The weather report announces snow days are coming. Having lived rurally for half my life, I heed the call and first thing in the morning set out to bring in supplies. Once at the store, I can’t tell you how many friends I run into doing pretty much the same thing. We don’t chat for long. We are all on the same errand. Snow>Supplies>Home.
Onions, carrots, potatoes, greens, dry beans, apples, bananas, butter, cream, coffee, tea, flour, sugar, crackers, cheese, eggs, oats, cornmeal, rice, cat food, dog food, and a bone for Gretapie. I’m prepared for pretty much anything.
Chores next. Unload car, stow everything away, bring inside armload after armload of cord wood, kindle fire in the wood stove, head to the kitchen, start beans to soak for soup, add wood to stove between each chore. I want to wash my floor. Do I have wool for knitting? Books? If I run out, which favorites will I re-read?
What is it about this kind of weather that sends me into nesting mode just like before going into labor with the births of my children?
The sky, so clear a few hours earlier, is now a flat gray blanket. It’s coming.
Tiny flecks of white land and immediately melt on the deck.
The temperature drops and larger ones begin to stick.
Stir soup, stoke fire, see snow. White on deck.
Steam builds on windows as soup simmers.
Snow day music, mainly Celtic, and early Joni…you know, Mitchell.
The grass is white. The sky darkens even more as the cloud covered sun passes beneath the invisible horizon.
A silent white world greets me in the morning. Embers remain from last night. Rekindle fire.
Feed Gretapie and Fez. Start coffee. Stoke fire. Bring inside more wood.

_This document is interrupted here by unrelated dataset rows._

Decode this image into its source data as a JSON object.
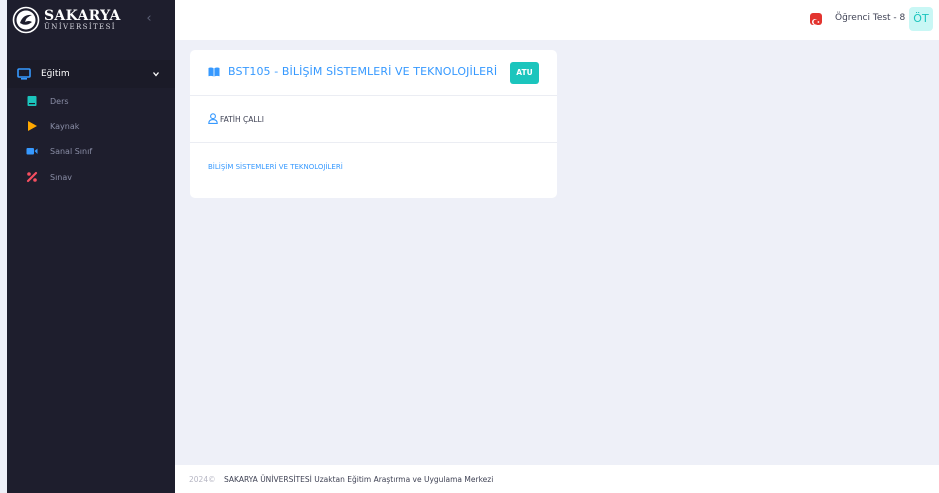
{
  "brand": {
    "title": "SAKARYA",
    "subtitle": "ÜNİVERSİTESİ"
  },
  "sidebar": {
    "section": {
      "label": "Eğitim",
      "icon": "monitor-icon"
    },
    "items": [
      {
        "label": "Ders",
        "icon": "book-icon",
        "color": "#1bc5bd"
      },
      {
        "label": "Kaynak",
        "icon": "play-icon",
        "color": "#ffa800"
      },
      {
        "label": "Sanal Sınıf",
        "icon": "video-icon",
        "color": "#3699ff"
      },
      {
        "label": "Sınav",
        "icon": "exam-icon",
        "color": "#f64e60"
      }
    ]
  },
  "topbar": {
    "user_name": "Öğrenci Test - 8",
    "avatar_initials": "ÖT",
    "flag": "turkey-flag-icon"
  },
  "course": {
    "title": "BST105 - BİLİŞİM SİSTEMLERİ VE TEKNOLOJİLERİ",
    "badge": "ATU",
    "instructor": "FATİH ÇALLI",
    "link": "BİLİŞİM SİSTEMLERİ VE TEKNOLOJİLERİ"
  },
  "footer": {
    "year": "2024©",
    "text": "SAKARYA ÜNİVERSİTESİ Uzaktan Eğitim Araştırma ve Uygulama Merkezi"
  },
  "colors": {
    "sidebar_bg": "#1e1e2d",
    "primary": "#3699ff",
    "success": "#1bc5bd",
    "page_bg": "#eef0f8"
  }
}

Fill a big stock pot full with water in case it goes out like it threatened to in December.
Check candles and lantern fuel if needed.
I hate these new boxes of green tipped safety matches that don’t light as easily as the old blue tip ones did.
I see my neighbor’s car is still at home.
No School. No Busses. Snow Day.
The walk to my front door is covered with white.
Another neighbor comes over to shovel it and clears a path to the woodshed, too.
I bake a pie to take over later as a thank you.
Bring inside more wood. Stoke stove.
Afternoon comes. Still snowing. Evening comes. More snow.
Reports come in. Roads closed.
How high is it where you are?
When there is a break, Gretapie zooms around leaving visible tracks of glee.
Mr Fez looks out the door and turns back inside.
I bring in more wood.
Sunday Supper with my son and his girlfriend.
We spoon up beans of long simmering black bean chili, and melt butter pats on hot corn bread baked in a cast iron skillet just out of the oven.
Gretapie follows them to the gate. Hopeful. Might we walk tonight?
Back inside. Stoke stove.
Snow falls all night. I get up once to stoke the fire and look. Deeper now. So quiet.
I shovel snow off the paths in the morning.
I am so stylish in my flannel nightgown, black boots, jacket, and knit hat.
Bring in more wood. Kindle fire.
Feed Gretapie and Fez. Make coffee. Stoke stove.
Shovel paths. Soak beans. Stir soup.
Quiet now. Snow falls.